Exercise description.
Among the entries that follow, find every line with the word "Loch" and copy it.

= = =

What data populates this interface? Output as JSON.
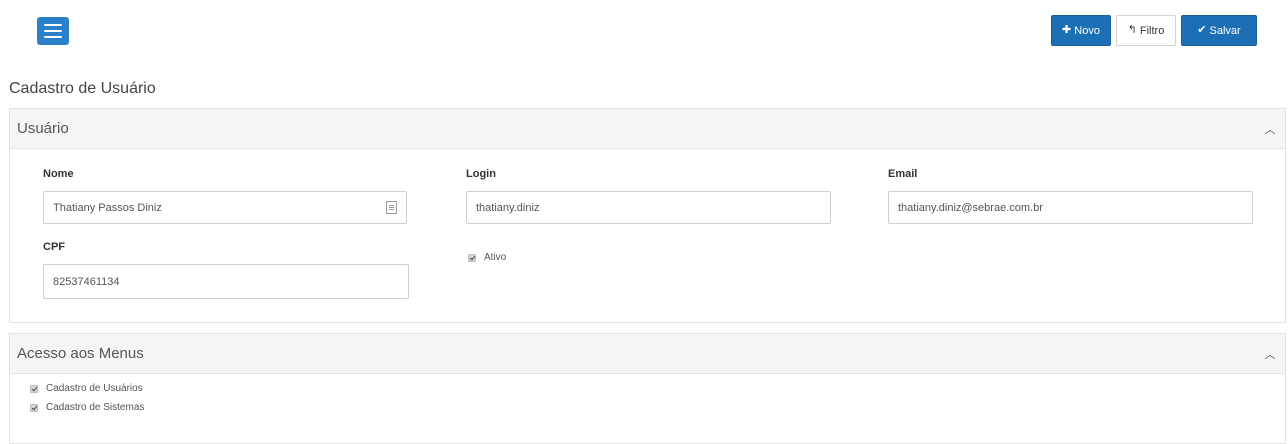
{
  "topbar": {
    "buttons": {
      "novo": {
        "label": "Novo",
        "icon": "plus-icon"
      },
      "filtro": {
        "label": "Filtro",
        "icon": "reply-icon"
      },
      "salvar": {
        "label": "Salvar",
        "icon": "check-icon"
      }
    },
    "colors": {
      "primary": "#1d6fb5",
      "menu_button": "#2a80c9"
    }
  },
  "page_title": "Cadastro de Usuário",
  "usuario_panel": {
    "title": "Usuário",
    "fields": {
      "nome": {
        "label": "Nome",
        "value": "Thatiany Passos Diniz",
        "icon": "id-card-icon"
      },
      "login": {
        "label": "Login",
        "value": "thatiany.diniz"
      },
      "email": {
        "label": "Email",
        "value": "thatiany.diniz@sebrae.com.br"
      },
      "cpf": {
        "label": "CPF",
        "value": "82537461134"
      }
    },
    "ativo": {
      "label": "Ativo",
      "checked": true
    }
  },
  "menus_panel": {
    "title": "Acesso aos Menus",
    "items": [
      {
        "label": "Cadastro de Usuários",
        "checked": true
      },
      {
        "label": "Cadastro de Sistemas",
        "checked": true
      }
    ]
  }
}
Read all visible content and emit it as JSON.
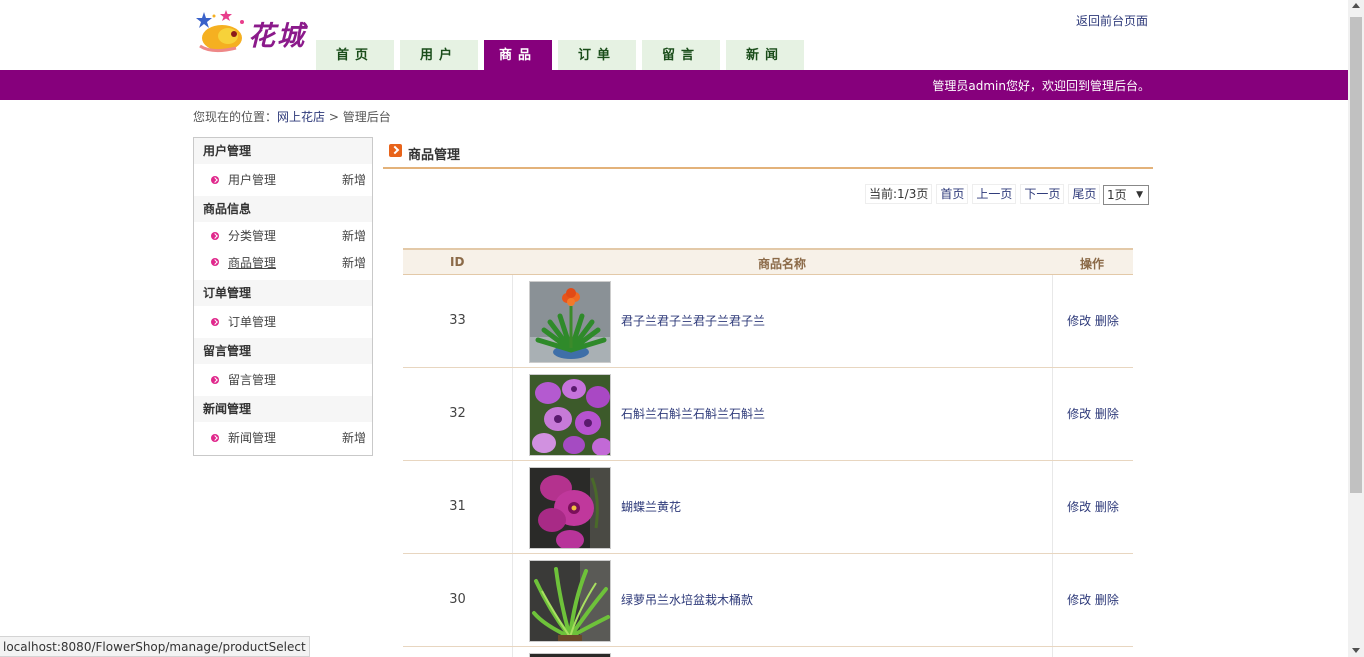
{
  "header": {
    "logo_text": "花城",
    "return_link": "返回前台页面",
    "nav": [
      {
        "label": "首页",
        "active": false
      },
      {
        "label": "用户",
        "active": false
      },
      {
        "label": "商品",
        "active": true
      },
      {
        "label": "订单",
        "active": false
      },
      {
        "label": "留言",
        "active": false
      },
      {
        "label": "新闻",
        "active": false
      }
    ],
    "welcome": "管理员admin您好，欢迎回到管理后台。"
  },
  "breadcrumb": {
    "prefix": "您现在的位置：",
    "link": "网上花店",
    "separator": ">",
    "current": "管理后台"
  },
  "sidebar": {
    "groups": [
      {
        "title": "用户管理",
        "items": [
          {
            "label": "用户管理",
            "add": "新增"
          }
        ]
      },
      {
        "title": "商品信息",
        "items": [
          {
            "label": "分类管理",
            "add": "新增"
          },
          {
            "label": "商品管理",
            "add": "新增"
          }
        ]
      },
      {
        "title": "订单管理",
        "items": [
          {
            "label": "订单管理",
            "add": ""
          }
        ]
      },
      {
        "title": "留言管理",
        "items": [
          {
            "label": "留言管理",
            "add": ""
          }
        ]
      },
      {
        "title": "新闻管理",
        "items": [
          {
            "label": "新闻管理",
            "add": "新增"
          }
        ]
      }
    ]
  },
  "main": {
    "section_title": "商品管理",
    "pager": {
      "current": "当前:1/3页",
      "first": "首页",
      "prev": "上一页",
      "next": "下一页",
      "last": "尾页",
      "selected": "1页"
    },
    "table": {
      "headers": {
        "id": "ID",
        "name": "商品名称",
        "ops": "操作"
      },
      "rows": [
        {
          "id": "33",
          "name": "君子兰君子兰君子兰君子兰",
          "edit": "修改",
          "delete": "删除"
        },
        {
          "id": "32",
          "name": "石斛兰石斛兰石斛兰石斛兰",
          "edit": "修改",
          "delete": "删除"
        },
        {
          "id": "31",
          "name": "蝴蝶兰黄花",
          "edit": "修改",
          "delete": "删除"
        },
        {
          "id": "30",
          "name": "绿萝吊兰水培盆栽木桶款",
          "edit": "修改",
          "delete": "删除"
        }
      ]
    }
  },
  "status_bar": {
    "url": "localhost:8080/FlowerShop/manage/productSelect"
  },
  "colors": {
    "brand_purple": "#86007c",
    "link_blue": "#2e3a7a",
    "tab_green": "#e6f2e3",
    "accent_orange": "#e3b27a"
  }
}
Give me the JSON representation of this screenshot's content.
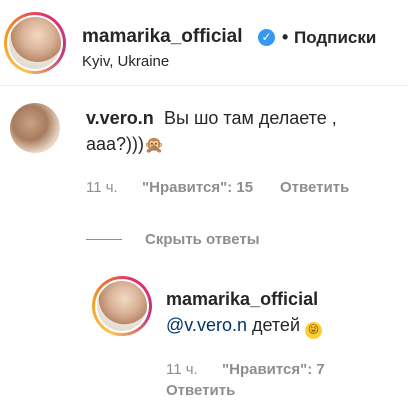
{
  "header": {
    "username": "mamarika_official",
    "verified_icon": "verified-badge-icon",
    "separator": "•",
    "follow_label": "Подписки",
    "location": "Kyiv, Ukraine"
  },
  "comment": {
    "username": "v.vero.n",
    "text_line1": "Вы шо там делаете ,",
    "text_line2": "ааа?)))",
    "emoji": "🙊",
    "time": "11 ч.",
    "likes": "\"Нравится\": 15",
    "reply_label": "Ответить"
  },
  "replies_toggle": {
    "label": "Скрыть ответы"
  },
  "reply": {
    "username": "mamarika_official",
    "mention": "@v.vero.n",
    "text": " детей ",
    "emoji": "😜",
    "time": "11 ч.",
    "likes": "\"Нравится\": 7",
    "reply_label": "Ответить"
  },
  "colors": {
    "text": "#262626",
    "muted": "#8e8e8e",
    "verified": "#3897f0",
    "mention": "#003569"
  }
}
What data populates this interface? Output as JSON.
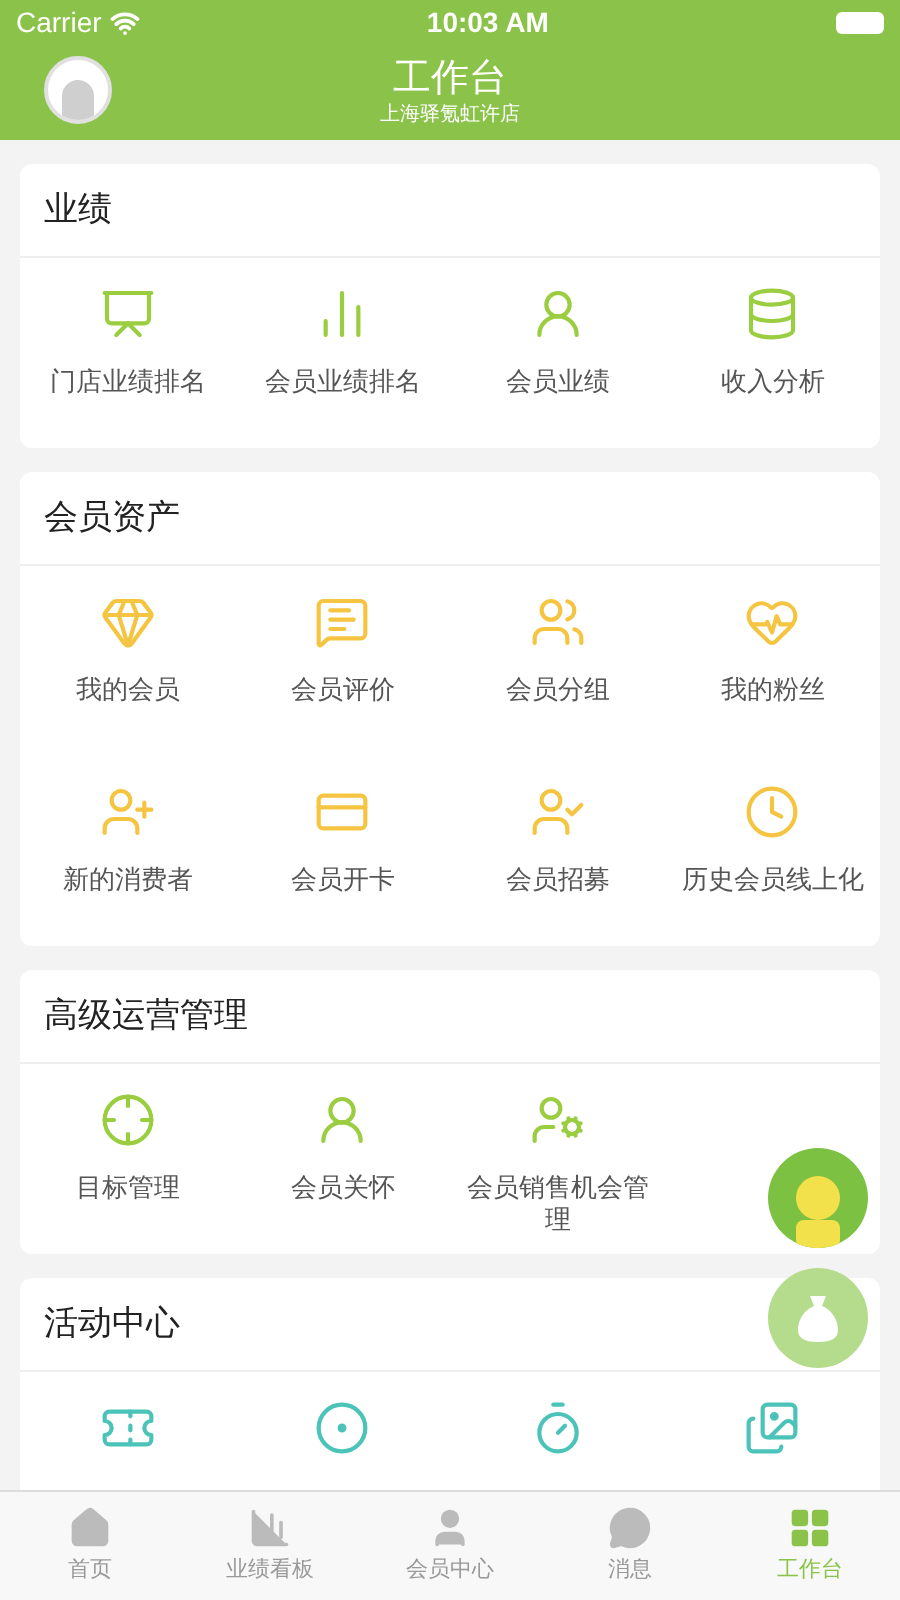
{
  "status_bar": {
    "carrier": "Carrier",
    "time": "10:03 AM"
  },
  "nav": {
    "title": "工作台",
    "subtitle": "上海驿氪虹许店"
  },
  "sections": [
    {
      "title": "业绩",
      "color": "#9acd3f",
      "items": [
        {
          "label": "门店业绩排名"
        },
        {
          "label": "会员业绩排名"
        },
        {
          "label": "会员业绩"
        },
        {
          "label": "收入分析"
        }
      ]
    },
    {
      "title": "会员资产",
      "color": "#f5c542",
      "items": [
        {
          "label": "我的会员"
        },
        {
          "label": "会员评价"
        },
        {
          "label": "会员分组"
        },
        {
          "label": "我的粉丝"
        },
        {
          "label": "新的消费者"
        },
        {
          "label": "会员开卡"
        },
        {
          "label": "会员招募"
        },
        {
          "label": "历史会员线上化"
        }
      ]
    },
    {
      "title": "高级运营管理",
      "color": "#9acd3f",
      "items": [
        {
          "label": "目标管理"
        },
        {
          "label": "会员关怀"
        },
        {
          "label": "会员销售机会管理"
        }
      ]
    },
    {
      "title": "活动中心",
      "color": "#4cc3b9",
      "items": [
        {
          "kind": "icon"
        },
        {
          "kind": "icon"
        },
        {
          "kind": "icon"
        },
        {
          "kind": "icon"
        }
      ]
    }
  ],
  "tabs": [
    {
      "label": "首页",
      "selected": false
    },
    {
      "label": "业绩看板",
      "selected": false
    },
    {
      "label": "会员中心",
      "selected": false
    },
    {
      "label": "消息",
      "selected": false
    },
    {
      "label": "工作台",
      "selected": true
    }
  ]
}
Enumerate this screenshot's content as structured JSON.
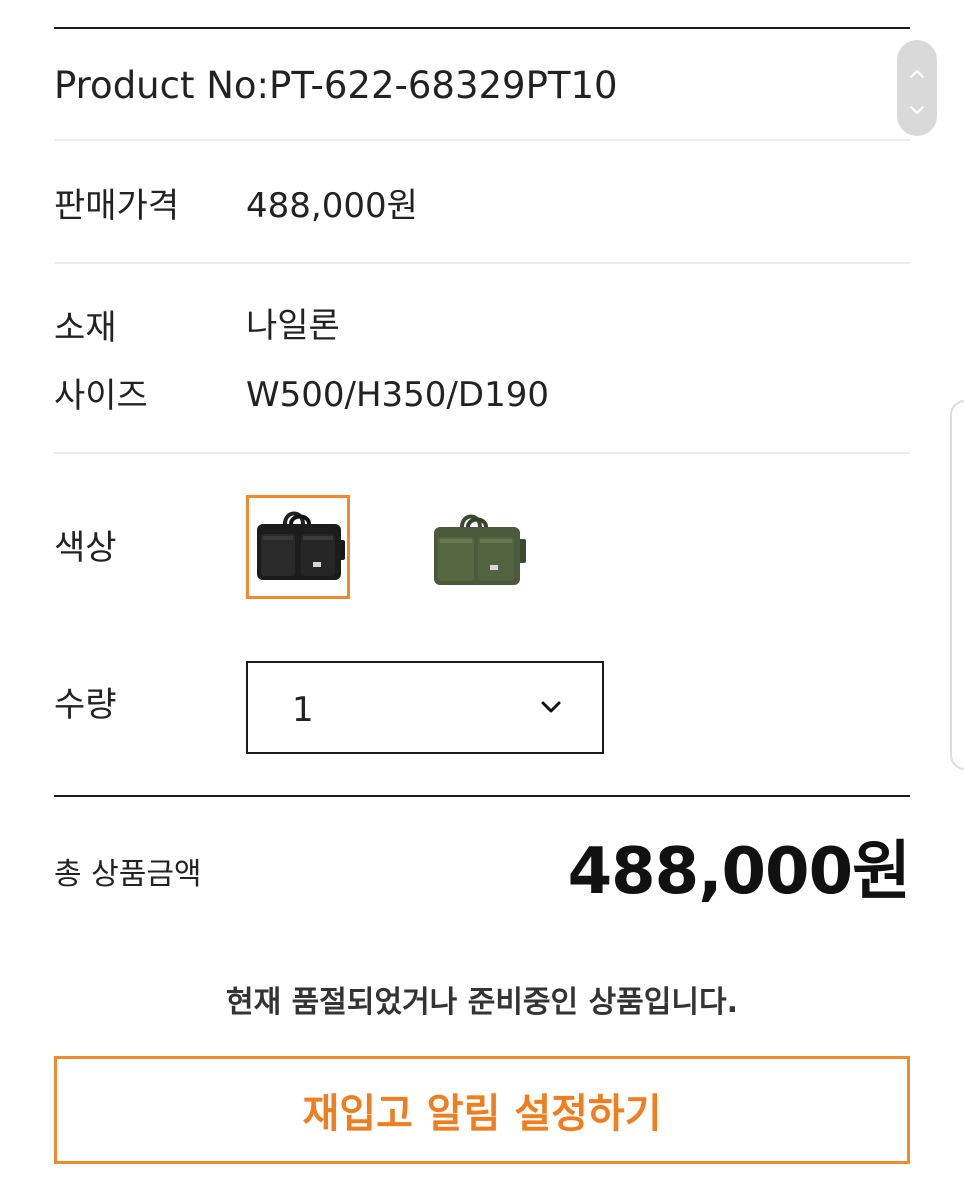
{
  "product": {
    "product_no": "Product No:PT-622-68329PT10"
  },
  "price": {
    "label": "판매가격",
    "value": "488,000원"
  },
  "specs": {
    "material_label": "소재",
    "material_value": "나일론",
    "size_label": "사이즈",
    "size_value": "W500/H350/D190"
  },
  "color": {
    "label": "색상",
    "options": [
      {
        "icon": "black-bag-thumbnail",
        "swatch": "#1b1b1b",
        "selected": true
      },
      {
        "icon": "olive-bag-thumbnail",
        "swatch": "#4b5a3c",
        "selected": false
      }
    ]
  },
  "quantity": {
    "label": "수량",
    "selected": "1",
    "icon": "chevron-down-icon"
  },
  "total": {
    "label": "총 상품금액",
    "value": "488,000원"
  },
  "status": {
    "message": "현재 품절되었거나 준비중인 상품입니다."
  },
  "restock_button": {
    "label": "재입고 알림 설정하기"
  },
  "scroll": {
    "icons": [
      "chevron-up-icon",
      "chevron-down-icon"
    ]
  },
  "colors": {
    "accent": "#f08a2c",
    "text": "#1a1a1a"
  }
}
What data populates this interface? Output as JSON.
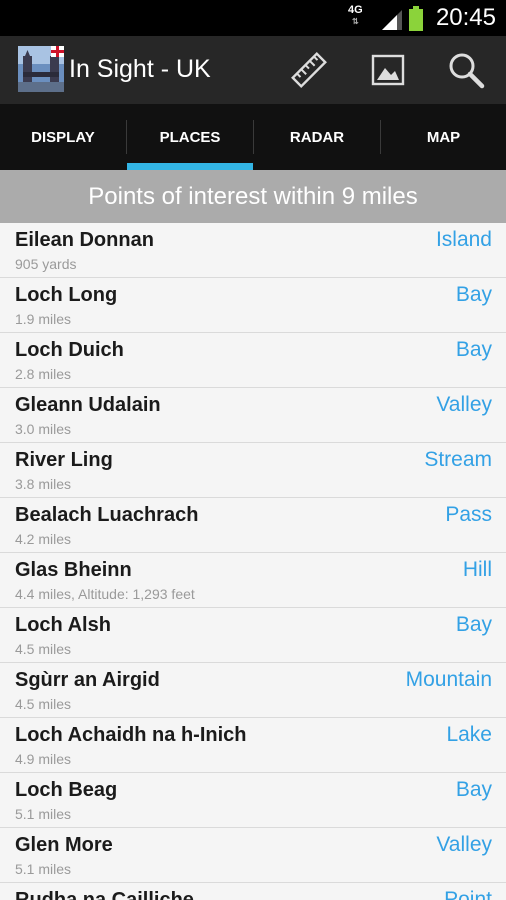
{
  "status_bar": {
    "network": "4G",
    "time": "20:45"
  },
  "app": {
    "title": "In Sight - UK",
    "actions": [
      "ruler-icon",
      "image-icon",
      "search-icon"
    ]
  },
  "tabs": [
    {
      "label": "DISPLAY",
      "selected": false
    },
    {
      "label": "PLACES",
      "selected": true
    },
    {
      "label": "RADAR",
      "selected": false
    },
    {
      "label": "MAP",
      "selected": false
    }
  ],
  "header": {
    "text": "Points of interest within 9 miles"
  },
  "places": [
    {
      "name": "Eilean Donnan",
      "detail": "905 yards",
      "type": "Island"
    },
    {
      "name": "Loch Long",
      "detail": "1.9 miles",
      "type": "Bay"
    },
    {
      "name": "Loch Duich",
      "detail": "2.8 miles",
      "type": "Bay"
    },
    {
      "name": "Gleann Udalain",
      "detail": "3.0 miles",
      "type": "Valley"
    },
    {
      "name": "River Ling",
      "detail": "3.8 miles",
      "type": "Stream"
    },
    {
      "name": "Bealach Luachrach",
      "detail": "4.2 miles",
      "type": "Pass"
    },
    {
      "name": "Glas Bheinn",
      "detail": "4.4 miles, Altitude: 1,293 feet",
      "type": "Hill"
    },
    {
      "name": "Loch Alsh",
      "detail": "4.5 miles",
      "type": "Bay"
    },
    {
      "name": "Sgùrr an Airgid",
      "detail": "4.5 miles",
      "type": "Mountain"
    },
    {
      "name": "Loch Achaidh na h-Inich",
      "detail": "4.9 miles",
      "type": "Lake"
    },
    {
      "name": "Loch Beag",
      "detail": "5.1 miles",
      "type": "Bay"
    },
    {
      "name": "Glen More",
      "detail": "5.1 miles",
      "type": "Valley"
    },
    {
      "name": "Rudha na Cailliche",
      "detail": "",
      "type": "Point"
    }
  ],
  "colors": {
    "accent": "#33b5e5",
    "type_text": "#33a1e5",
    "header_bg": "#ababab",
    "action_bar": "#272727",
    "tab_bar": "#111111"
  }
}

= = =

Task output.
      "name": "Loch Long",
      "name": "Loch Duich",
      "name": "Loch Alsh",
      "name": "Loch Achaidh na h-Inich",
      "name": "Loch Beag",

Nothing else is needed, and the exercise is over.